▸ **What you have to do**
When the word "Resource" shows up in a line of the records below, copy that line.

▸ **Extracted data**
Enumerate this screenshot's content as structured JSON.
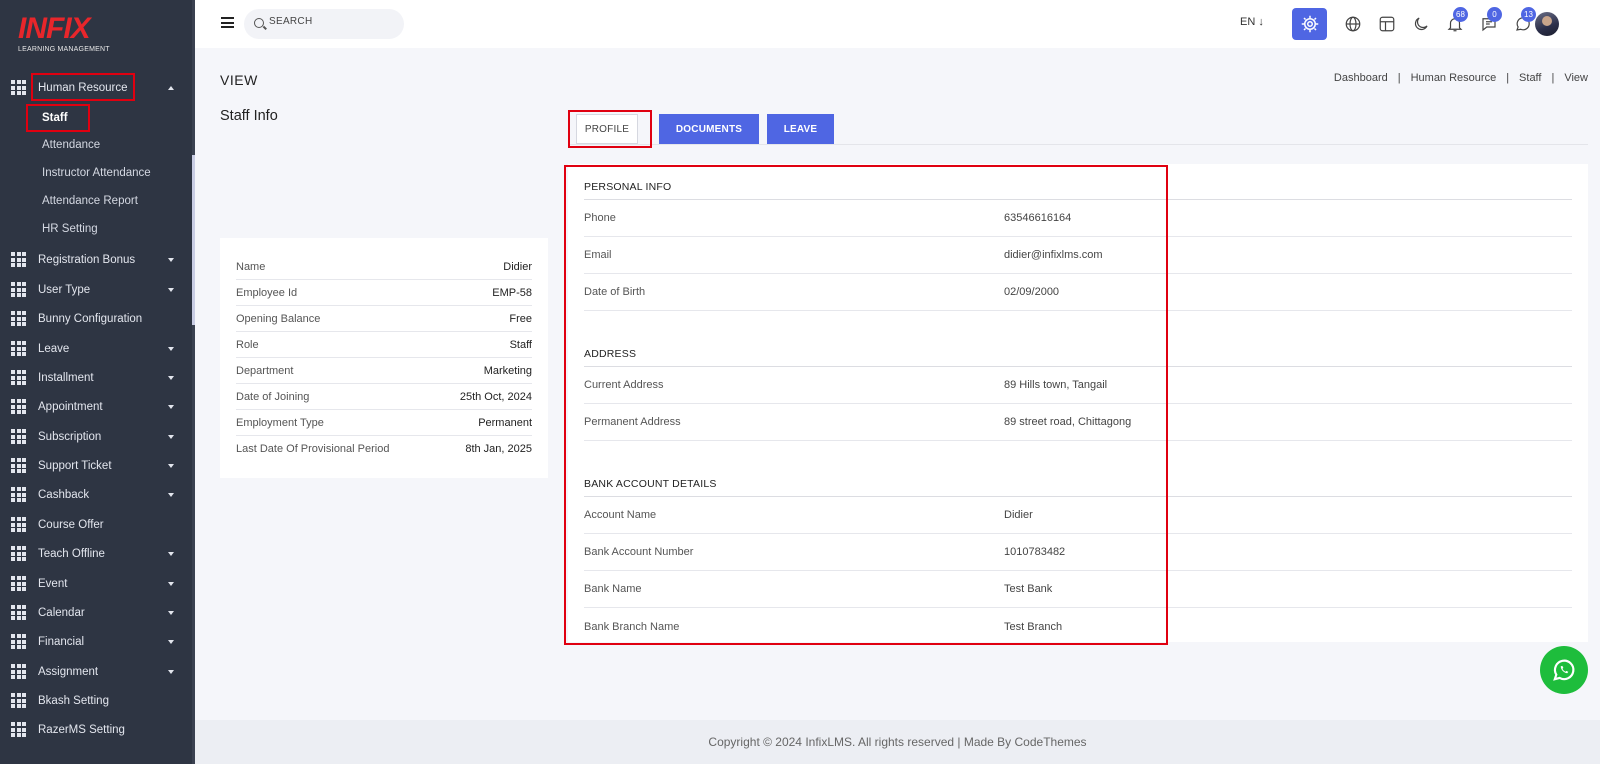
{
  "brand": {
    "logo_text": "INFIX",
    "tagline": "LEARNING MANAGEMENT",
    "accent": "#4f66e3",
    "highlight": "#e00010"
  },
  "sidebar": {
    "active_group": {
      "label": "Human Resource",
      "icon": "grid-icon"
    },
    "sub_items": [
      "Staff",
      "Attendance",
      "Instructor Attendance",
      "Attendance Report",
      "HR Setting"
    ],
    "items": [
      {
        "label": "Registration Bonus",
        "caret": true
      },
      {
        "label": "User Type",
        "caret": true
      },
      {
        "label": "Bunny Configuration",
        "caret": false
      },
      {
        "label": "Leave",
        "caret": true
      },
      {
        "label": "Installment",
        "caret": true
      },
      {
        "label": "Appointment",
        "caret": true
      },
      {
        "label": "Subscription",
        "caret": true
      },
      {
        "label": "Support Ticket",
        "caret": true
      },
      {
        "label": "Cashback",
        "caret": true
      },
      {
        "label": "Course Offer",
        "caret": false
      },
      {
        "label": "Teach Offline",
        "caret": true
      },
      {
        "label": "Event",
        "caret": true
      },
      {
        "label": "Calendar",
        "caret": true
      },
      {
        "label": "Financial",
        "caret": true
      },
      {
        "label": "Assignment",
        "caret": true
      },
      {
        "label": "Bkash Setting",
        "caret": false
      },
      {
        "label": "RazerMS Setting",
        "caret": false
      }
    ]
  },
  "topbar": {
    "search_placeholder": "SEARCH",
    "language": "EN",
    "notifications": "68",
    "messages": "0",
    "chats": "13"
  },
  "page": {
    "title": "VIEW",
    "breadcrumb": [
      "Dashboard",
      "Human Resource",
      "Staff",
      "View"
    ],
    "section_title": "Staff Info"
  },
  "staff_info": [
    {
      "k": "Name",
      "v": "Didier"
    },
    {
      "k": "Employee Id",
      "v": "EMP-58"
    },
    {
      "k": "Opening Balance",
      "v": "Free"
    },
    {
      "k": "Role",
      "v": "Staff"
    },
    {
      "k": "Department",
      "v": "Marketing"
    },
    {
      "k": "Date of Joining",
      "v": "25th Oct, 2024"
    },
    {
      "k": "Employment Type",
      "v": "Permanent"
    },
    {
      "k": "Last Date Of Provisional Period",
      "v": "8th Jan, 2025"
    }
  ],
  "tabs": [
    "PROFILE",
    "DOCUMENTS",
    "LEAVE"
  ],
  "profile": {
    "personal_heading": "PERSONAL INFO",
    "personal": [
      {
        "k": "Phone",
        "v": "63546616164"
      },
      {
        "k": "Email",
        "v": "didier@infixlms.com"
      },
      {
        "k": "Date of Birth",
        "v": "02/09/2000"
      }
    ],
    "address_heading": "ADDRESS",
    "address": [
      {
        "k": "Current Address",
        "v": "89 Hills town, Tangail"
      },
      {
        "k": "Permanent Address",
        "v": "89 street road, Chittagong"
      }
    ],
    "bank_heading": "BANK ACCOUNT DETAILS",
    "bank": [
      {
        "k": "Account Name",
        "v": "Didier"
      },
      {
        "k": "Bank Account Number",
        "v": "1010783482"
      },
      {
        "k": "Bank Name",
        "v": "Test Bank"
      },
      {
        "k": "Bank Branch Name",
        "v": "Test Branch"
      }
    ]
  },
  "footer": {
    "text": "Copyright © 2024 InfixLMS. All rights reserved | Made By CodeThemes"
  }
}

▸ **Written answer**
      "label": "Human Resource",
      "Human Resource",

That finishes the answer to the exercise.